● WORK ORDER: Return every line of the data that contains the string "name".

● DATA FOR REVIEW:
:::::
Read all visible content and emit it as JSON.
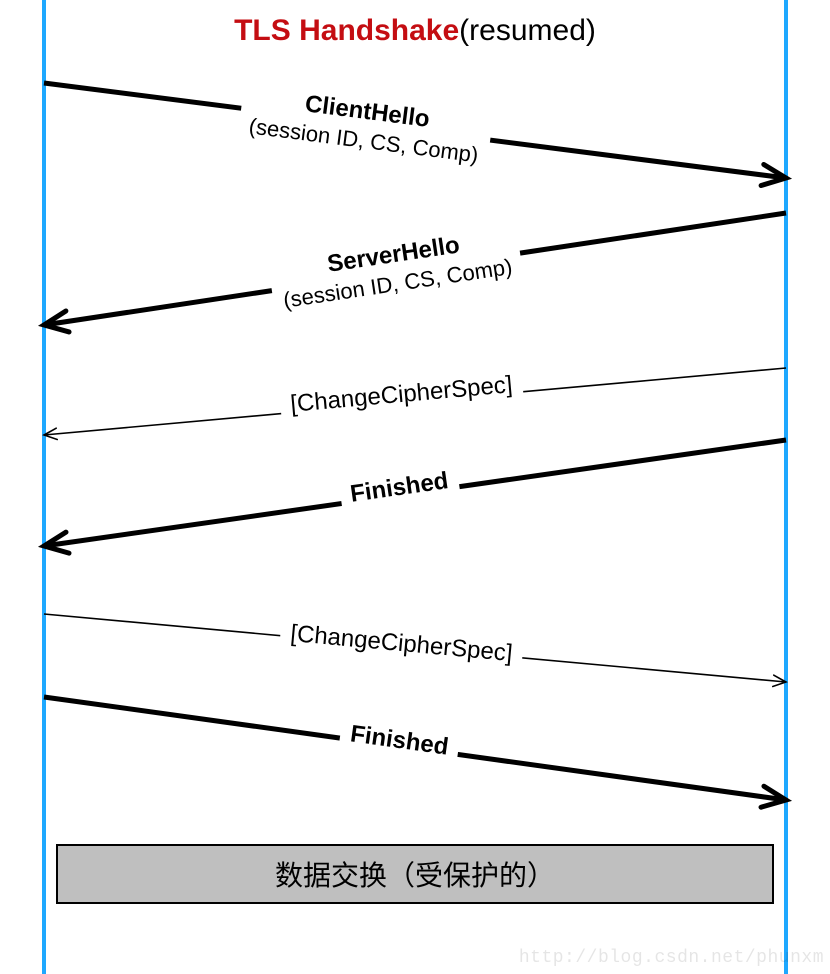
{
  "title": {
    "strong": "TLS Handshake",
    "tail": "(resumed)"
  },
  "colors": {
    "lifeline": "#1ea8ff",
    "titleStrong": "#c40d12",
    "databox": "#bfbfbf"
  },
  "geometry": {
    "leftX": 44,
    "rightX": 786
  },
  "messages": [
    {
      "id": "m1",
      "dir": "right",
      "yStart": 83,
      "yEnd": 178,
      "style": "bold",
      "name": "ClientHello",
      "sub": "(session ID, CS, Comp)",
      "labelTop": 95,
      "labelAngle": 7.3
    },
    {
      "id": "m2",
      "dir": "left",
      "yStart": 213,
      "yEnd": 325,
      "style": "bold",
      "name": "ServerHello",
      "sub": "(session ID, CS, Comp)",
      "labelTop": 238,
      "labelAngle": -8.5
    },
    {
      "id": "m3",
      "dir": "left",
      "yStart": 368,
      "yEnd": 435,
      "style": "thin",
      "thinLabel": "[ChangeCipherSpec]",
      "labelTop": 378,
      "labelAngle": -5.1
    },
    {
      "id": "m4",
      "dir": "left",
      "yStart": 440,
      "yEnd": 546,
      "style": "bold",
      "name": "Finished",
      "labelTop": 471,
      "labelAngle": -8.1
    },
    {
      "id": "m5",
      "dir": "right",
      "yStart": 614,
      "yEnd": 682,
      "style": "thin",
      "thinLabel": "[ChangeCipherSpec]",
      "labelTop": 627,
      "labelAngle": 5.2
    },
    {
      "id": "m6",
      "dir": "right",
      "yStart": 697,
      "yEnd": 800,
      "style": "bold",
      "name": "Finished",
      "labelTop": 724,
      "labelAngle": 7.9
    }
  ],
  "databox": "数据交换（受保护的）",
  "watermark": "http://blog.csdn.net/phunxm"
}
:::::
● TASK ANSWER:
      "name": "ClientHello",
      "name": "ServerHello",
      "name": "Finished",
      "name": "Finished",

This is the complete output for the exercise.